Medical Curiosities - Page 1: Myths
& Genetics | 2:
The Manx As A Cabbit | 3:
Twisty & Winged Cats |
4: Historic Cabbit Claims | 5: Cabbits In Japanese Anime
There are other conditions which result in rabbit-like movements or sitting up on the hind legs like squirrels or rabbits. These help explain the cabbit tales sometimes heard.
Cats suffering from radial hypoplasia have greatly shortened forelegs. This problem can make it impossible to walk properly since the front legs may be almost entirely useless, initially appearing broken. To compensate for their crippling disability these cats adopt a hopping movement. Consequently, they are sometimes termed squittens (a combination of 'squirrel' and 'kitten'), kangaroo cats, or even cabbits. But genetic problems are responsible for their appearance, not fanciful hybridisation.
Further emphasising the rabbit-like appearance is the tendency of these cats to sit up on their hindquarters and balance using their tails. With their regular hopping motion they develop a very muscular rear end and so can hold this position. Veterinarians and cat breeders also consider that any spinal pain caused by the deformity may be relieved by sitting up straight.
Cats with mild hypoplasia sometimes retain their ability to climb, though with difficulty. It is harder to get out of high places as they don't have strong forelegs to take the shock of a landing. Their deformity is such that areas like the chest and head tend to take the impact.
Most cats with this problem are put to sleep, though a small number of people do have them as pets. These are usually de-sexed to prevent breeding. With their very special care requirements anyone who has a cat with this deformity must be a very devoted owner so as to maximise the animal's quality of life.
Winged cats are not a fallacy. They have been frequently substantiated through photography and veterinary examination. Records of winged cats go back to the 1890s.
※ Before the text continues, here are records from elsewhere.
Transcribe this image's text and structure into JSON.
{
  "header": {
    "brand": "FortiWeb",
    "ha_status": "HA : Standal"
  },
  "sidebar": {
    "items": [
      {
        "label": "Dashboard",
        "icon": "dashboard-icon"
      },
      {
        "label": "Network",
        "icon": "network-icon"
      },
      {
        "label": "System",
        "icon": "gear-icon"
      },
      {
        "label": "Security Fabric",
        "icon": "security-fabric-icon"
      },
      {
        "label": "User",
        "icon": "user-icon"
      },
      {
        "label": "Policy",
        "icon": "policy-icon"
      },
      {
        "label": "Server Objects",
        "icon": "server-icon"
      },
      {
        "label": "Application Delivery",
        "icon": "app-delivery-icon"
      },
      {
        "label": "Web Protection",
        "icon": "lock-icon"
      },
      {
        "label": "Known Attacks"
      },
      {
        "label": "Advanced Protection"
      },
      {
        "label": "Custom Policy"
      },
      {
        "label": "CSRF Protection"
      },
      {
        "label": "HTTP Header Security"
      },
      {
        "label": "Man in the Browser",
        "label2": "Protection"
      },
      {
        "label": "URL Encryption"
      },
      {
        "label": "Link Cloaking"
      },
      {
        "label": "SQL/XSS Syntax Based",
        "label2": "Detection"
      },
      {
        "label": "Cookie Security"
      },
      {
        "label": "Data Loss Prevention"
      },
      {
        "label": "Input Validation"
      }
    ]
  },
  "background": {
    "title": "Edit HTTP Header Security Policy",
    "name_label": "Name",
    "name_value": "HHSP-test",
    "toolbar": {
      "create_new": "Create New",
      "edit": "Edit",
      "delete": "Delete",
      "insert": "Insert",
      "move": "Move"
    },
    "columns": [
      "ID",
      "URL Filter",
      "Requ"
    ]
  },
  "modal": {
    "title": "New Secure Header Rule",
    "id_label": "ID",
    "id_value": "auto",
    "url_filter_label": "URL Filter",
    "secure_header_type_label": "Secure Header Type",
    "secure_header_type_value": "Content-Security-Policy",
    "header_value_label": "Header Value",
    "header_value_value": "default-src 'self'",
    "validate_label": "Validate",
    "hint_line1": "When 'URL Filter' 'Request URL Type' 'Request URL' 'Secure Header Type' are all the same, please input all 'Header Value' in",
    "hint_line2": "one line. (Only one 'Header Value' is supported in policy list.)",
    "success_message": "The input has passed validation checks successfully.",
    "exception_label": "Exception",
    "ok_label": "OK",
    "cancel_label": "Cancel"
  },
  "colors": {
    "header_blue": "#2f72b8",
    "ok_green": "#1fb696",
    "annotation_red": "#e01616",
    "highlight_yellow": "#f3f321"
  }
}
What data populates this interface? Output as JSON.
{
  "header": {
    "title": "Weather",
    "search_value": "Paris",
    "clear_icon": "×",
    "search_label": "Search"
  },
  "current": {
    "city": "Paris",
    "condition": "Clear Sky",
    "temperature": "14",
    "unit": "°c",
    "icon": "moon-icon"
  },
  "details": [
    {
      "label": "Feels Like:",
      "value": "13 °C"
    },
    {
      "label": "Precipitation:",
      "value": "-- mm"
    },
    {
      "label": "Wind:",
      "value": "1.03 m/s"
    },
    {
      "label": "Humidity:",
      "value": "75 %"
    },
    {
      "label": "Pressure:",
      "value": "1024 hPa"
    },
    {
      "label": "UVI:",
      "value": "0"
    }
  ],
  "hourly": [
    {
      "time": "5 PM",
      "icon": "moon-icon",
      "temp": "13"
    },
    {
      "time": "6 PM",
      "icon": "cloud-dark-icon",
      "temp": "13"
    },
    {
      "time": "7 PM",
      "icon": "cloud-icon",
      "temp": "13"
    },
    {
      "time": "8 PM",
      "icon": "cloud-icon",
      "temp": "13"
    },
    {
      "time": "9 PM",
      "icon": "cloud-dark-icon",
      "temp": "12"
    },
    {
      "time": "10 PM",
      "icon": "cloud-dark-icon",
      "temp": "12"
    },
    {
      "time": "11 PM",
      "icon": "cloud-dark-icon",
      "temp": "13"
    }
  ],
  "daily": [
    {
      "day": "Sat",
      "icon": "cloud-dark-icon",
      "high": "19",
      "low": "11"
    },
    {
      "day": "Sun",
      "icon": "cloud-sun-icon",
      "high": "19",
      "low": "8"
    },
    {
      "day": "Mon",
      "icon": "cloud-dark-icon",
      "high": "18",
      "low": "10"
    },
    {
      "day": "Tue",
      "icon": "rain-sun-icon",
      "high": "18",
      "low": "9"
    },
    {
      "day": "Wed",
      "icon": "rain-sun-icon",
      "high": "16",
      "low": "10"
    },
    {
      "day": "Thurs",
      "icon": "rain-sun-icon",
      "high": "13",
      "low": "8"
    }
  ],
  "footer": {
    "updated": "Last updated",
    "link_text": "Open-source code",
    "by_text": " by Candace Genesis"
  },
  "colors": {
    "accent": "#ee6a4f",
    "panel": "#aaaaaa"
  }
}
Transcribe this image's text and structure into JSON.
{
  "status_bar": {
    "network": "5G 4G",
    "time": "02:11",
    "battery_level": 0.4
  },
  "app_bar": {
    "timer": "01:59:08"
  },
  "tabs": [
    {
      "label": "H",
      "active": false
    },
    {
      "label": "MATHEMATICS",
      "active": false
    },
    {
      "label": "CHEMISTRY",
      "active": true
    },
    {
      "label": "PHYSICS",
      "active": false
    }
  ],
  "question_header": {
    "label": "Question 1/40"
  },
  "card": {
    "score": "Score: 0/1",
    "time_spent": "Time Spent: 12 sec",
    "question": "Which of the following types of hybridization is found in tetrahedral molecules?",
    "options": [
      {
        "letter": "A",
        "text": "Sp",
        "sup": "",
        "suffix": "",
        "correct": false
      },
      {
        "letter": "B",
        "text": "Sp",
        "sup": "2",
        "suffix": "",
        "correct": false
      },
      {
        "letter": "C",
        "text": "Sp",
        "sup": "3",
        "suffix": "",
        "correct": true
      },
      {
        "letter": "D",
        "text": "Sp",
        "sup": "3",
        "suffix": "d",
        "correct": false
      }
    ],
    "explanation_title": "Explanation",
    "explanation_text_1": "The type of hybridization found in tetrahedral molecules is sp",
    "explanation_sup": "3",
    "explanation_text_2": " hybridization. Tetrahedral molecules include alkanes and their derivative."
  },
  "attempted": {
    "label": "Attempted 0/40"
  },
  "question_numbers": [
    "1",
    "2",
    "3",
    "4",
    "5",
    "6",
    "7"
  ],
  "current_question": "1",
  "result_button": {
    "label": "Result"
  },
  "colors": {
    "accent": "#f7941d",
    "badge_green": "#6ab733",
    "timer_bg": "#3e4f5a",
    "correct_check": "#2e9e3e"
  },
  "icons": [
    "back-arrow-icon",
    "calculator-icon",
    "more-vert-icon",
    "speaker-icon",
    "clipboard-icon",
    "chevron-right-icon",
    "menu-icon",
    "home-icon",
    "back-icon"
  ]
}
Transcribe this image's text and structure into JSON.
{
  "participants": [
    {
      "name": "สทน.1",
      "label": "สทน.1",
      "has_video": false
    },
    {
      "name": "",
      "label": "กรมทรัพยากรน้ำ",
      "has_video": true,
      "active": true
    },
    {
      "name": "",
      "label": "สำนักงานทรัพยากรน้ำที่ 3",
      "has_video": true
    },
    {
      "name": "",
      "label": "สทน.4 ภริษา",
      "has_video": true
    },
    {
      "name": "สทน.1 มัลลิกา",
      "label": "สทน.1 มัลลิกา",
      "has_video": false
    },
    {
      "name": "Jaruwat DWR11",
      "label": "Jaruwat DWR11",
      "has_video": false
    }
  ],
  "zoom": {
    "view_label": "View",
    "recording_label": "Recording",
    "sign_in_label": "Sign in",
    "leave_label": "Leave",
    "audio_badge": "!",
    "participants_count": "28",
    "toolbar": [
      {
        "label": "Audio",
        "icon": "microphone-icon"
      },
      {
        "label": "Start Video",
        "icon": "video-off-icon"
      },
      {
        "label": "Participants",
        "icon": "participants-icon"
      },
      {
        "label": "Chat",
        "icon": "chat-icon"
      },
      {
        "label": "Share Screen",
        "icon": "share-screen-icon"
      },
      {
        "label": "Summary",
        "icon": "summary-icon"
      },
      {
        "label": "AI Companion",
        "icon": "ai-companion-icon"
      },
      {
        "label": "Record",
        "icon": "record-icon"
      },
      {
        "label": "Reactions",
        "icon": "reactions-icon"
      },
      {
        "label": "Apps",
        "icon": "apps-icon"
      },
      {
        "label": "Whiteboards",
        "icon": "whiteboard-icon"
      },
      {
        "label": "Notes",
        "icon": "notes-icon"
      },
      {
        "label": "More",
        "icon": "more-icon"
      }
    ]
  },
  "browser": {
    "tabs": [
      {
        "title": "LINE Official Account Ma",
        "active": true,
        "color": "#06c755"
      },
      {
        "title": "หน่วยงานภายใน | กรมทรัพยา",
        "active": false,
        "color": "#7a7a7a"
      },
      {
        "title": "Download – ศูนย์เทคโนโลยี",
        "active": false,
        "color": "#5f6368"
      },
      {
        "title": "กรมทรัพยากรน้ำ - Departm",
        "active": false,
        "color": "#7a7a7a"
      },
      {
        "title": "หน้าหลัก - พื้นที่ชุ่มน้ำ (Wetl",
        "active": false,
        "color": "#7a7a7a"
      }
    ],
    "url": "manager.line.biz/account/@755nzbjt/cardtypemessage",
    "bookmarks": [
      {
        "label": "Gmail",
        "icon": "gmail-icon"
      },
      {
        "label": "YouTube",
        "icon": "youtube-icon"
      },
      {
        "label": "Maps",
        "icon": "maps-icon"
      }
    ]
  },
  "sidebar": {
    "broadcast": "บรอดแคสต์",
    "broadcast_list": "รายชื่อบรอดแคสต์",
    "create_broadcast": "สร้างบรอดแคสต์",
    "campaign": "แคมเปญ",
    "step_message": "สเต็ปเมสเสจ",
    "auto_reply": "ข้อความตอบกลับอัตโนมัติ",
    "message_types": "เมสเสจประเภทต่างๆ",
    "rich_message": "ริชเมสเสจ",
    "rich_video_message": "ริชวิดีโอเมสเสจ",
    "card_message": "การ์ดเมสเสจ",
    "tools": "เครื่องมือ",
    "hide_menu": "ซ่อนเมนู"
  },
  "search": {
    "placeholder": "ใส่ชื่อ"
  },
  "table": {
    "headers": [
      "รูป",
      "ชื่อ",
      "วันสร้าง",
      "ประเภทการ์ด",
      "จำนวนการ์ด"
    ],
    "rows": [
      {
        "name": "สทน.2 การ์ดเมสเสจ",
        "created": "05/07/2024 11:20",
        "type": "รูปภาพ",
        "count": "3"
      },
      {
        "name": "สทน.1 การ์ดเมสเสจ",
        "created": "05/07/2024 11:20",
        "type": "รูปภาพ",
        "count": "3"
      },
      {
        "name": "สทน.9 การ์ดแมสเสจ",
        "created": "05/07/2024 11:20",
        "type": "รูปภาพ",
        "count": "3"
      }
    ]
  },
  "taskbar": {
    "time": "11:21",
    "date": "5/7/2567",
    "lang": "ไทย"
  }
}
The wings are usually caused as a result of a genetic skin disorder called feline cutaneous asthenia (FCA). This makes the skin across the shoulders, back, and hindquarters extremely elastic. Sometimes these 'wings' will even have a flapping motion as they may contain muscular material. Sometimes they simply fall off, without causing bleeding or pain. They are fragile and easily damaged if the cat gets caught up, or even when they scratch.
A wing-like appearance can also occur if a longhaired breed becomes heavily matted. These matts can become so extensive that the only way to remove them is by shaving the animal. In extreme cases they will 'flap' as the cat runs.
Not surprisingly, some of the stories surrounding winged cats are suitably exaggerated:
A report dating back to 1897 alleged the finding of a winged cat in Derbyshire. It was said to be a very large male tortie with fully-grown pheasant's wings which were used for balance and to enhance its speed. One detail of this report seems unlikely. It's not the wings, but relates to the sex of the cat:
Tortoiseshells are almost always female.
In 1933, a cat with 6 inch wings was captured at Oxford, England. This cat was seen to leap onto a beam and the jump was claimed to be of such distance that it could not have been accomplished without use of the wings for flight. Conveniently, the length covered was never measured, but the finder of this animal became quite well-known and the cat was displayed as a zoo specimen.
The award for the largest wingspan goes to a cat in Sweden with wings which were 23 inches long. It was shot and killed in June 1949 after reportedly swooping down in an attempt to attack a child. It was presently to a museum.
Another winged cat from Sweden was said to have feathered hindquarters, but expert examination, not surprisingly, turned up only the expected genetic deformity.
The cat shown on this page lived in Manchester, England during the 1960s. The wings were about 11 inches long and the tail was also unusual in that it was flat.